Things are hotting up as winter approaches.
First, there is the third short story being played next Saturday 26th March on Capital Radio 101.7, again at around 11.00 am, and again, read by Paul. This story involves considerable pidgin and I marvel at the way he’s grasped the sense and nuances. It’s called “Wit, Wisdom and Compassion” and while it has a deeper message, it’s a lovely, gentle story. I’m indebted to Lynda Ryder for some of this story.
The week commencing 11th April, Karen and I will be doing a promotional tour of some towns in the Central Wheatbelt, starting in Merredin on Monday 11th, Kellerberrin on Tuesday 12th, Southern Cross on Wednesday 13th, Bruce Rock and Quairading on Thursday 14th and Cunderdin on Friday 15th. Local CRCs and their newsletters will have details of venues and times and morning or afternoon tea will be provided.
The novel focused on Rottnest, which is tentatively entitled “Life Sentence”, is evolving well. As always, it hasn’t followed the path I had planned , but it’s growing and the characters are now intriguing me. I’d say about one-third of the first draft is completed, and I think in about two to three months` that draft should be completed. Then there’s a lot of work to be done and not just proofing and editing. One aspect will be on making the era of the story (from roughly 1883 to 1903) as accurate as it can be. To illustrate, I’ve just spent a couple of days researching swearing, of all things, because one of the characters is a former seafarer, now warder, who swears frequently. So I had to know some of the swear words in the era and situations where they could occur. And there is a heap of checking I need to do on aspects of Rottnest, Cossack and Roebourne, geographically and structurally . But I’ll complete the story first and then go for accuracy of context.
And most importantly, my third novel is close to being published. The final proof will be completed by the end of Easter and then it can go to print. This time it will be published by a new entity in the publishing field called Piccadilly Press and I am looking forward to that.
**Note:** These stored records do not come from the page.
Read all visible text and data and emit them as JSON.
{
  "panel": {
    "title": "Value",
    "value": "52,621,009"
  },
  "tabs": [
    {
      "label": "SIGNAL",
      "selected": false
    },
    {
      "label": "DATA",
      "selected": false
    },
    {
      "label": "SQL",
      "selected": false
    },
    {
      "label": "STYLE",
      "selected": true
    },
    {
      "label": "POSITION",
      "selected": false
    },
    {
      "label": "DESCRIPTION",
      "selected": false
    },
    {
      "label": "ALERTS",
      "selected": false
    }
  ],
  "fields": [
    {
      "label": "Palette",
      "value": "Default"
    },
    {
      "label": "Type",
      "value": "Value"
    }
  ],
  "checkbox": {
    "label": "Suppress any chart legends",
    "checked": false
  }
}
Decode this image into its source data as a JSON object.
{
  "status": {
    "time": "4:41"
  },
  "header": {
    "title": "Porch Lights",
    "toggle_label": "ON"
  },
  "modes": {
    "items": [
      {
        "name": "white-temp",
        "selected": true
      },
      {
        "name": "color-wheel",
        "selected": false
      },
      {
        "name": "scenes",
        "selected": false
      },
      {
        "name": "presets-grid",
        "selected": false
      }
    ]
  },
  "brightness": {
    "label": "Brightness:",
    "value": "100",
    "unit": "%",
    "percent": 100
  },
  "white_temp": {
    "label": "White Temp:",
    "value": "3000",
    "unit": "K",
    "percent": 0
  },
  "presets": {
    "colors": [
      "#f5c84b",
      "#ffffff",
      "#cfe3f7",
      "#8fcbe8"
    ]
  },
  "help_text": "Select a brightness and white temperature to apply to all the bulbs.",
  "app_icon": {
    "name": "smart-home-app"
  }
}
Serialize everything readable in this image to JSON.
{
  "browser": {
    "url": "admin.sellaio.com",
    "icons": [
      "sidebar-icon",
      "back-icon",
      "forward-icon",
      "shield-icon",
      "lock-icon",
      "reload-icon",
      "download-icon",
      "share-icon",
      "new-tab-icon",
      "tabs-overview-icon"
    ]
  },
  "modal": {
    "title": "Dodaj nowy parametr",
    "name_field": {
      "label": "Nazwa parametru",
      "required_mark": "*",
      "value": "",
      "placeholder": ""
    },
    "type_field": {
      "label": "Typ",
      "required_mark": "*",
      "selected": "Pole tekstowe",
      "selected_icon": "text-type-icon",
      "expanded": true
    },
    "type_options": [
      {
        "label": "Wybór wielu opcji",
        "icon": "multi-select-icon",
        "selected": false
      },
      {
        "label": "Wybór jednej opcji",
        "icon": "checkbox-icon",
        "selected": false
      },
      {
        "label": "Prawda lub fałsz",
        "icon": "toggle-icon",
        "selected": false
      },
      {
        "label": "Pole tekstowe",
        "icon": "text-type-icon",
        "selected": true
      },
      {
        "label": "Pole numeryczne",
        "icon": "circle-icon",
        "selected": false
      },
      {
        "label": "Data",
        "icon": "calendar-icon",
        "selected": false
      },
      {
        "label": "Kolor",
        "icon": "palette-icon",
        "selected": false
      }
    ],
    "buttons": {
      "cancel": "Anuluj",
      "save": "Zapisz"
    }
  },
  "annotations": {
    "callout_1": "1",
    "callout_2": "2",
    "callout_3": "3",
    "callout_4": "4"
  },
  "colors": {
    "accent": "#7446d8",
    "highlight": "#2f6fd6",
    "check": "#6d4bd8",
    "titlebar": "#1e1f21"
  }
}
Below is a scanned copy of the front cover for people to peruse. I love it and thank Ross McLennan for the design, and Brett Monaghan for permission to use the wonderful photo of the children. To date, the people of Ernabella, where the photo was taken, have not objected which pleases me and Ross. The focus of the story is based on one I heard about an old gold mining site in the NT during and after World War Two. I’ve transposed it to the Eastern Goldfields in the mid-1970s. It’s about questioning the cause of the deaths of children in a remote community to the north of Kalgoorlie-Boulder, a series of deaths that that take the usual infant mortality rate for Aboriginal children under the age of five to extreme levels for that era. Two young school-teachers and four Catholic Missionaries become the protagonists in trying to resolve the problem, and they face antagonism and obstruction from all quarters.